As far as speedometer accuracy is concerned, you just need to ensure that the overall diameter of the front wheel+tyre remains the same. This is known as "plus sizing": "+1" is a 1" increase in wheel diameter coupled with a 1/2" decrease in tyre sidewall height (there are two sidewalls per diameter), "+2" goes up two inches on the wheel (14"->16") and decreases the sidewall height by 1" etc.
If you want to make a modest change, you can go to a +1 setup with a 15" wheel and run 195/70R15C tyres. This reduces the sidewall height a little and gives you a slightly fatter tyre. The same wheels could be used with wider, lower profile tyres, too: 205/65R15 is the same size. The next width isn't as neat: 215/60R15 is a bit smaller than stock and 215/65R15 a bit larger. I havn't researched the options for 16" wheels, but the same principles apply. There's a good bit of info in the archives (check the vanagon ones, too) on the topic.
The final, and important, point is that bus tyres need to be substantially stronger that car tyres. This is particularly true if you actually want better handling. Most low profile tyres are designed for lightweight, sporty cars (this may be less of a problem in the USA than in Europe, mind you) and won't have adequate load carrying capacity for a bus.
You need a weight capacity of over 1500lbs for safety, and more than that for a good stiff sidewall. Tyres have a load index on the sidewall and for a bus you want something like 97S (730kg/1609lbs) or better (good van tyres are often 100 or more). The letter is the speed rating (S=up to 113mph) and generally isn't an issue for a bus :-). Eurovans use a 195/70R15C tyre, they will be strong and relatively cheap. Once you get over 195-section most of the tyres available in adequate weight ratings (look for "reinforced" tyres) are for big, powerful saloons/estates and they get a lot more expensive. You're typically paying for a 140mph speed rating you don't need.
Also, will any 5-stud wheel fit......can anyone suggest a happy and attractive combination ?

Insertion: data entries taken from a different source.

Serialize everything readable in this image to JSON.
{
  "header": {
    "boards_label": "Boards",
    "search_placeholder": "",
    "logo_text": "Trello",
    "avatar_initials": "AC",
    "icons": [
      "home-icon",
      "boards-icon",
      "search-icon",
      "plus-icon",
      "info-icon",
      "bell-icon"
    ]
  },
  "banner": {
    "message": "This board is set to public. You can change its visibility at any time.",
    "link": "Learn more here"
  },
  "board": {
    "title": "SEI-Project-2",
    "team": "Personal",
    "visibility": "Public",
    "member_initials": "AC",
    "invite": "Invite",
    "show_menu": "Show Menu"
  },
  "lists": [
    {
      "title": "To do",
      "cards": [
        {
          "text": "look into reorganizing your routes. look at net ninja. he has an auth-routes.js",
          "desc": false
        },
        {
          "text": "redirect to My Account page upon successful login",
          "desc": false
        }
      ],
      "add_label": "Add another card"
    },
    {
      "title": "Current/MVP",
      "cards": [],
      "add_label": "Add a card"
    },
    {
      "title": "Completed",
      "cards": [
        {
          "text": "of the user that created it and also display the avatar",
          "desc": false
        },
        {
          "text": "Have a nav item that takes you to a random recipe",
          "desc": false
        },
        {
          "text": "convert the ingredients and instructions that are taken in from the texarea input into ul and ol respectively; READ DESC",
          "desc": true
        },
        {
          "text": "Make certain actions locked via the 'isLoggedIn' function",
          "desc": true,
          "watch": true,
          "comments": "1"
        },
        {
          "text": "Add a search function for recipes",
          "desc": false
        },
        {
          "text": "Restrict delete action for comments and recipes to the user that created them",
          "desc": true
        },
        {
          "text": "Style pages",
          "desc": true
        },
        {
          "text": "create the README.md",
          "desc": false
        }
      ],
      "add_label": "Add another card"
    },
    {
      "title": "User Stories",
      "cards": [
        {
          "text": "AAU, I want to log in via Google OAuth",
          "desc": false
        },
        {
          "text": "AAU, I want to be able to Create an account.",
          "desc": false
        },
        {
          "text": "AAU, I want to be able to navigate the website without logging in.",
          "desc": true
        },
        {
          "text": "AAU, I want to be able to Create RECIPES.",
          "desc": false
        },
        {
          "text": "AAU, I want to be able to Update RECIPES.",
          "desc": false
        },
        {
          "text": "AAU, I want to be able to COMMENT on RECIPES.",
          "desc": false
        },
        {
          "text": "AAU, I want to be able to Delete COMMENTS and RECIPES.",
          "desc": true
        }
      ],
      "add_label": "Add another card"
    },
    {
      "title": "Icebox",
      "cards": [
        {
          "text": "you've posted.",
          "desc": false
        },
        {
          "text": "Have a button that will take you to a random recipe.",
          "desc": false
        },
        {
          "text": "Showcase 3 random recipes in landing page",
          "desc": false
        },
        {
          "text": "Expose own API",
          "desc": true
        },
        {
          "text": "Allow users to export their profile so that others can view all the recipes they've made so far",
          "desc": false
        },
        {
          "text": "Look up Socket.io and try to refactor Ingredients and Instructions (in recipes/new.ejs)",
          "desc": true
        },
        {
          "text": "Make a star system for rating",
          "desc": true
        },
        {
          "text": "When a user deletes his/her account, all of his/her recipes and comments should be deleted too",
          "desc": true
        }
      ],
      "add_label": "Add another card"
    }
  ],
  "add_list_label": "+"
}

There are a few possibilities, though none seem to be perfect. You need a wheel with a 5-stud pcd (Pitch circle diameter) of 112mm. This matches a few fords, some Mercedes and some of the bigger Audi and VW saloons. You can also get adapters to fit Porsche wheels to a bus- some folks say that adapters are always a bad idea. Others that good adapters are OK, and the Fuchs wheels are so good (strong, light) that the combination is worthwhile. Genuine Fuchs wheels are expensive, copies are dangerous.
Unfortunately you also need to get the relationship between the tyre centreline and the hub correct. For a bus the "offset" is 41mm. Some of the Mercedes wheels are correct. Some are close (I don't know how close it needs to be) and I don't know about the others.
Finally, few of these cars have a hub that's as big as a bus and the profile of the lugnut seat needs to match. Depending on your situation, you might be best to work out how big you want to go, check you can get tyres to match and then hunt around some breakers yards for wheels that fit. Check the offset carefully before trying them and then make sure you can fit them OK.
You can, of course, buy new alloys from an aftermarket wheel supplier. If you go this route I would not trust the fitter to know what they are doing with a bus: even if they've fitted alloys to a bus before it was probably for someone who wanted them for show use not driving.
Finally, the steel rims that VW used are actually pretty good. They are lighter than many cheap alloys and lightness is a good thing in a wheel (unsprung weight).
I hope this is helpful, sorry it's so long but I still
feel I've left out a lot of important detail!!!